WHAT THE TASK ASKS —
Scan the listing below for "accent", then report every line that has it.

DATA RECORDS —
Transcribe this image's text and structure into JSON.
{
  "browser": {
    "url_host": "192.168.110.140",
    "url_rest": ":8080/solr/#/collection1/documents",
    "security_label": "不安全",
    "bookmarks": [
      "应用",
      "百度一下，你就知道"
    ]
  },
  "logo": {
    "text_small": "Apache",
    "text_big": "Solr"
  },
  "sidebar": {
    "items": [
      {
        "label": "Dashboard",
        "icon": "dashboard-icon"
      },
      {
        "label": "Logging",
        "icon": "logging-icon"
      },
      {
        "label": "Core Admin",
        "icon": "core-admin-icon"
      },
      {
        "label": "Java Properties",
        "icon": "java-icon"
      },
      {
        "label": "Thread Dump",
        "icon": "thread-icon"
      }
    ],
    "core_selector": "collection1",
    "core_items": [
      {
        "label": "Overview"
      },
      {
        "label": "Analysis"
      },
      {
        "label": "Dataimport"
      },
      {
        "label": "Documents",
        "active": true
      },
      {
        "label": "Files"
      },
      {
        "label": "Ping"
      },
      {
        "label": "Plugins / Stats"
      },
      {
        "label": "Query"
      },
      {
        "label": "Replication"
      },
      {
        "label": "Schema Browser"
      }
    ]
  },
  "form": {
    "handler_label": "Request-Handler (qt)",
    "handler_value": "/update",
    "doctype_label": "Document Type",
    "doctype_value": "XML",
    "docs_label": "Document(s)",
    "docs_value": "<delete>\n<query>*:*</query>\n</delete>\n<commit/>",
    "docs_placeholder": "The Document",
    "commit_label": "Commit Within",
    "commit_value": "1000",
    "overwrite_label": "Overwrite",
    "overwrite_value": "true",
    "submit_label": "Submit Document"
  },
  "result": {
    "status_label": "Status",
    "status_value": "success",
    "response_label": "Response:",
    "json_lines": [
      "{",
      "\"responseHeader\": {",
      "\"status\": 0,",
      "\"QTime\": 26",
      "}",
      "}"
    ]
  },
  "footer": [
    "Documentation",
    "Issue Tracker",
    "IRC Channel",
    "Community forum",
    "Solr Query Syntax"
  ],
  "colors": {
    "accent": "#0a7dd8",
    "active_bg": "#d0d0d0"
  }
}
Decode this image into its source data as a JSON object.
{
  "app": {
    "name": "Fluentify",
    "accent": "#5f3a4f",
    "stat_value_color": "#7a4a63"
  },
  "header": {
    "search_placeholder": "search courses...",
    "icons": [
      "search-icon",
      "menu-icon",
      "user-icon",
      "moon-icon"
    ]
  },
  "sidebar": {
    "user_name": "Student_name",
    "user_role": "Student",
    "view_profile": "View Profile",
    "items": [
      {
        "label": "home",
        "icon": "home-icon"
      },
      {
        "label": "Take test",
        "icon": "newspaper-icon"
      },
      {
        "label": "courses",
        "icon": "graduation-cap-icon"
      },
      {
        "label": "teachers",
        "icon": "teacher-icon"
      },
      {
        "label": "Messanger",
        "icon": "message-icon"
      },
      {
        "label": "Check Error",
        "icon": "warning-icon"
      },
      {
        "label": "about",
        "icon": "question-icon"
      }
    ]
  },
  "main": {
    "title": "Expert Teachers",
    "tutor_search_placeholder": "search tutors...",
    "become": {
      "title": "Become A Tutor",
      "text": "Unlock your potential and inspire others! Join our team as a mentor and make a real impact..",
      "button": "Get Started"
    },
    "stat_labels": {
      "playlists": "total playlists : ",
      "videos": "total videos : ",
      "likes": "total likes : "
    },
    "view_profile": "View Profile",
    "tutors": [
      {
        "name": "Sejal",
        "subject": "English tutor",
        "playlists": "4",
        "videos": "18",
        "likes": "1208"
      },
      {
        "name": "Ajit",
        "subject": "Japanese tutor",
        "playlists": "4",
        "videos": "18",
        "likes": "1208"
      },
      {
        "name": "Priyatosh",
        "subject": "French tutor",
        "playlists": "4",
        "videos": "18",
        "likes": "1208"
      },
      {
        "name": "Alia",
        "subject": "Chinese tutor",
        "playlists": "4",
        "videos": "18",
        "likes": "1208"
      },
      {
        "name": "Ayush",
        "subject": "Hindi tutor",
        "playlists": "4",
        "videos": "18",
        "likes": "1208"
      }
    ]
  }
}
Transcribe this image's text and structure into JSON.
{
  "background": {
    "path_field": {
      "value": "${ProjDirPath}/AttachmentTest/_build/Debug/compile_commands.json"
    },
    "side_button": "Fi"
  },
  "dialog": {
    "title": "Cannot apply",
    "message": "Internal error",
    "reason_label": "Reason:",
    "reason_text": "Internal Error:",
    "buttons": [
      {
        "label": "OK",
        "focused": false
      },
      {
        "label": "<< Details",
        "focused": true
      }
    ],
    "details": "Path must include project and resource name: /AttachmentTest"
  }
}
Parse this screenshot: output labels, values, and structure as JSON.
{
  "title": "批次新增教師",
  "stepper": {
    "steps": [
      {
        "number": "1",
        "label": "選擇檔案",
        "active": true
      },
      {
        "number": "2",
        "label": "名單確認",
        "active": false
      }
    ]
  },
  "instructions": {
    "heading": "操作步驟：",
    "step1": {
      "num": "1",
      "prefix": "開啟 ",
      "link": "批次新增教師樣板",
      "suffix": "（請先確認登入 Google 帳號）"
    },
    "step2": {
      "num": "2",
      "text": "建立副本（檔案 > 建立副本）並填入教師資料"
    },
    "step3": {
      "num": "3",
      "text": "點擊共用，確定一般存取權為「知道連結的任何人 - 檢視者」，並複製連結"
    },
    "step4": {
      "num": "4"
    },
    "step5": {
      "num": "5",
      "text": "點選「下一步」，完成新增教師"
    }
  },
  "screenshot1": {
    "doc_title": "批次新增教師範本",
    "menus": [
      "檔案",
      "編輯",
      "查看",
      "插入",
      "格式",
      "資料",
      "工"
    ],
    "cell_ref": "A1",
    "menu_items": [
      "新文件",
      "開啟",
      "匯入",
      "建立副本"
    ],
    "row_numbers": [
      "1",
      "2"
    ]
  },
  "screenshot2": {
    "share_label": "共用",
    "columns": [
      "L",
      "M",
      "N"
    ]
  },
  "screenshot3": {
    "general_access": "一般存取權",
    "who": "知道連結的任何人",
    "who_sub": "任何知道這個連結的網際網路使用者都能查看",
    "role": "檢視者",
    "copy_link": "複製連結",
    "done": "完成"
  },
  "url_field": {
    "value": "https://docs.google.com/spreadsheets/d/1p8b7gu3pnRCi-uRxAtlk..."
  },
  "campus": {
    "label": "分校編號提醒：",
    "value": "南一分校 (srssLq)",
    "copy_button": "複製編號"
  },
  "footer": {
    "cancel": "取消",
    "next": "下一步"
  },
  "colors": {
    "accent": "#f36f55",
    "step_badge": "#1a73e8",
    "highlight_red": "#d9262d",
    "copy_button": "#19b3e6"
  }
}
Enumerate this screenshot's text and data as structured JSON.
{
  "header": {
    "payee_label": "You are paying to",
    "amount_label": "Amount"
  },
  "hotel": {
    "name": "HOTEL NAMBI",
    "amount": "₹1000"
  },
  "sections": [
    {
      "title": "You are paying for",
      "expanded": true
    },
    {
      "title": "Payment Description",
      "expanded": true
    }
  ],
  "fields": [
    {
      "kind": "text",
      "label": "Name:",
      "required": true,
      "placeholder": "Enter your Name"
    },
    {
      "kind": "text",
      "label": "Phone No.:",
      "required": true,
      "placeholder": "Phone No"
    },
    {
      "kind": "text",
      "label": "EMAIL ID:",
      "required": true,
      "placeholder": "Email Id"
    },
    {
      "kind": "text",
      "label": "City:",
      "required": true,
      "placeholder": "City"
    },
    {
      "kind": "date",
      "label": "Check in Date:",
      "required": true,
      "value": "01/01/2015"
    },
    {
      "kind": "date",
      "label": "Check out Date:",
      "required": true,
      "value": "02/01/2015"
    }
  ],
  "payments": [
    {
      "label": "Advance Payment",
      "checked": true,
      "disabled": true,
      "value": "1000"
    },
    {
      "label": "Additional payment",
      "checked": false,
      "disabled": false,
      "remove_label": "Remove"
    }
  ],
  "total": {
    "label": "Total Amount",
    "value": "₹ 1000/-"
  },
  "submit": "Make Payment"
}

WRITTEN SOLUTION —
    "accent": "#0a7dd8",
    "accent": "#5f3a4f",
    "accent": "#f36f55",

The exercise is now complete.